Copy out the entire listing precisely.
# # # #
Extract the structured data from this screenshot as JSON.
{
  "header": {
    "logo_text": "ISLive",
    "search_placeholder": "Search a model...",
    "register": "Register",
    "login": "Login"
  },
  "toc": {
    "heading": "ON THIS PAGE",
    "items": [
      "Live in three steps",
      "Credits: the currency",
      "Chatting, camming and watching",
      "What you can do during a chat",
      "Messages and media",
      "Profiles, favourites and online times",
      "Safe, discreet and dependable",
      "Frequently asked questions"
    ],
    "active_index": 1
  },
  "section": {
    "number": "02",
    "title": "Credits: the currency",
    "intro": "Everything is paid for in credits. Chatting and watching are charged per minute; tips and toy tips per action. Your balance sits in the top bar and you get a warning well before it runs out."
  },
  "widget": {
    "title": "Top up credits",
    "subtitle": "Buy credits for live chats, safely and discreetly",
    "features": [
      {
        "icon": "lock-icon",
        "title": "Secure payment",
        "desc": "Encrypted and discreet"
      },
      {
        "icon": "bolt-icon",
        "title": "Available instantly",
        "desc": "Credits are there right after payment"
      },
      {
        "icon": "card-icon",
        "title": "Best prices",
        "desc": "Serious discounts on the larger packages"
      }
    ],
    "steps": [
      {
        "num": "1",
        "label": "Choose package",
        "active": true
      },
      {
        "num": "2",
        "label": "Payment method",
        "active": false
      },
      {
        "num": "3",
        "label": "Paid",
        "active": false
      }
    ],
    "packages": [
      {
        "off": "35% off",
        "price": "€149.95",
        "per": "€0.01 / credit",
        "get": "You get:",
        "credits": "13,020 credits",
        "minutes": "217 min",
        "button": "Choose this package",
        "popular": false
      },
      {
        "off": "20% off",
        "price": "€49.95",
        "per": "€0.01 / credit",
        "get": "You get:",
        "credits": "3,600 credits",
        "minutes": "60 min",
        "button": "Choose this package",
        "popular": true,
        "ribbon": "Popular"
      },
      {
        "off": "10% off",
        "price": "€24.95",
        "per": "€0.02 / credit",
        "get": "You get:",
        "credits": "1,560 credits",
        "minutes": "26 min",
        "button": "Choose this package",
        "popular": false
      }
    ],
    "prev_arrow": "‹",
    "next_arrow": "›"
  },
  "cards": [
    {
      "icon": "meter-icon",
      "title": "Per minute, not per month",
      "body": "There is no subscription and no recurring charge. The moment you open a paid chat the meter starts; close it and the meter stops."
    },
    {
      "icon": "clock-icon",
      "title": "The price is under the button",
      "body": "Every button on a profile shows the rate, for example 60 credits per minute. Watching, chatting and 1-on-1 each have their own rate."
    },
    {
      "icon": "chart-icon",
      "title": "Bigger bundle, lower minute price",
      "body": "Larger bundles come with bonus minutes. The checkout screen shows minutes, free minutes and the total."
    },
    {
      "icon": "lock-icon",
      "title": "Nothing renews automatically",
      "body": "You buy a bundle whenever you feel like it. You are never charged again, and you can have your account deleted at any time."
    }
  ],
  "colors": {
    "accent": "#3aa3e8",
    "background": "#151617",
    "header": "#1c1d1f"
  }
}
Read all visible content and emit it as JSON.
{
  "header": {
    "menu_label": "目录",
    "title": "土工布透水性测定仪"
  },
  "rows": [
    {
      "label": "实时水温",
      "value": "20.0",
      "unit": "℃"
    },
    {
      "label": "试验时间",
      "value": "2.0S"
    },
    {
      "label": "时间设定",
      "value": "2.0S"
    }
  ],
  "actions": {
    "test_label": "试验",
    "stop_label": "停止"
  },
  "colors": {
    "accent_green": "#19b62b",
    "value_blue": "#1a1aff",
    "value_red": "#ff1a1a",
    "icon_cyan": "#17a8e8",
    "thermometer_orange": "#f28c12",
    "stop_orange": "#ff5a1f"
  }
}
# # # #
### Answer to this exercise
Extract the structured data from this screenshot as JSON.
{
  "header": {
    "logo_text": "ISLive",
    "search_placeholder": "Search a model...",
    "register": "Register",
    "login": "Login"
  },
  "toc": {
    "heading": "ON THIS PAGE",
    "items": [
      "Live in three steps",
      "Credits: the currency",
      "Chatting, camming and watching",
      "What you can do during a chat",
      "Messages and media",
      "Profiles, favourites and online times",
      "Safe, discreet and dependable",
      "Frequently asked questions"
    ],
    "active_index": 1
  },
  "section": {
    "number": "02",
    "title": "Credits: the currency",
    "intro": "Everything is paid for in credits. Chatting and watching are charged per minute; tips and toy tips per action. Your balance sits in the top bar and you get a warning well before it runs out."
  },
  "widget": {
    "title": "Top up credits",
    "subtitle": "Buy credits for live chats, safely and discreetly",
    "features": [
      {
        "icon": "lock-icon",
        "title": "Secure payment",
        "desc": "Encrypted and discreet"
      },
      {
        "icon": "bolt-icon",
        "title": "Available instantly",
        "desc": "Credits are there right after payment"
      },
      {
        "icon": "card-icon",
        "title": "Best prices",
        "desc": "Serious discounts on the larger packages"
      }
    ],
    "steps": [
      {
        "num": "1",
        "label": "Choose package",
        "active": true
      },
      {
        "num": "2",
        "label": "Payment method",
        "active": false
      },
      {
        "num": "3",
        "label": "Paid",
        "active": false
      }
    ],
    "packages": [
      {
        "off": "35% off",
        "price": "€149.95",
        "per": "€0.01 / credit",
        "get": "You get:",
        "credits": "13,020 credits",
        "minutes": "217 min",
        "button": "Choose this package",
        "popular": false
      },
      {
        "off": "20% off",
        "price": "€49.95",
        "per": "€0.01 / credit",
        "get": "You get:",
        "credits": "3,600 credits",
        "minutes": "60 min",
        "button": "Choose this package",
        "popular": true,
        "ribbon": "Popular"
      },
      {
        "off": "10% off",
        "price": "€24.95",
        "per": "€0.02 / credit",
        "get": "You get:",
        "credits": "1,560 credits",
        "minutes": "26 min",
        "button": "Choose this package",
        "popular": false
      }
    ],
    "prev_arrow": "‹",
    "next_arrow": "›"
  },
  "cards": [
    {
      "icon": "meter-icon",
      "title": "Per minute, not per month",
      "body": "There is no subscription and no recurring charge. The moment you open a paid chat the meter starts; close it and the meter stops."
    },
    {
      "icon": "clock-icon",
      "title": "The price is under the button",
      "body": "Every button on a profile shows the rate, for example 60 credits per minute. Watching, chatting and 1-on-1 each have their own rate."
    },
    {
      "icon": "chart-icon",
      "title": "Bigger bundle, lower minute price",
      "body": "Larger bundles come with bonus minutes. The checkout screen shows minutes, free minutes and the total."
    },
    {
      "icon": "lock-icon",
      "title": "Nothing renews automatically",
      "body": "You buy a bundle whenever you feel like it. You are never charged again, and you can have your account deleted at any time."
    }
  ],
  "colors": {
    "accent": "#3aa3e8",
    "background": "#151617",
    "header": "#1c1d1f"
  }
}
Read all visible content and emit it as JSON.
{
  "header": {
    "menu_label": "目录",
    "title": "土工布透水性测定仪"
  },
  "rows": [
    {
      "label": "实时水温",
      "value": "20.0",
      "unit": "℃"
    },
    {
      "label": "试验时间",
      "value": "2.0S"
    },
    {
      "label": "时间设定",
      "value": "2.0S"
    }
  ],
  "actions": {
    "test_label": "试验",
    "stop_label": "停止"
  },
  "colors": {
    "accent_green": "#19b62b",
    "value_blue": "#1a1aff",
    "value_red": "#ff1a1a",
    "icon_cyan": "#17a8e8",
    "thermometer_orange": "#f28c12",
    "stop_orange": "#ff5a1f"
  }
}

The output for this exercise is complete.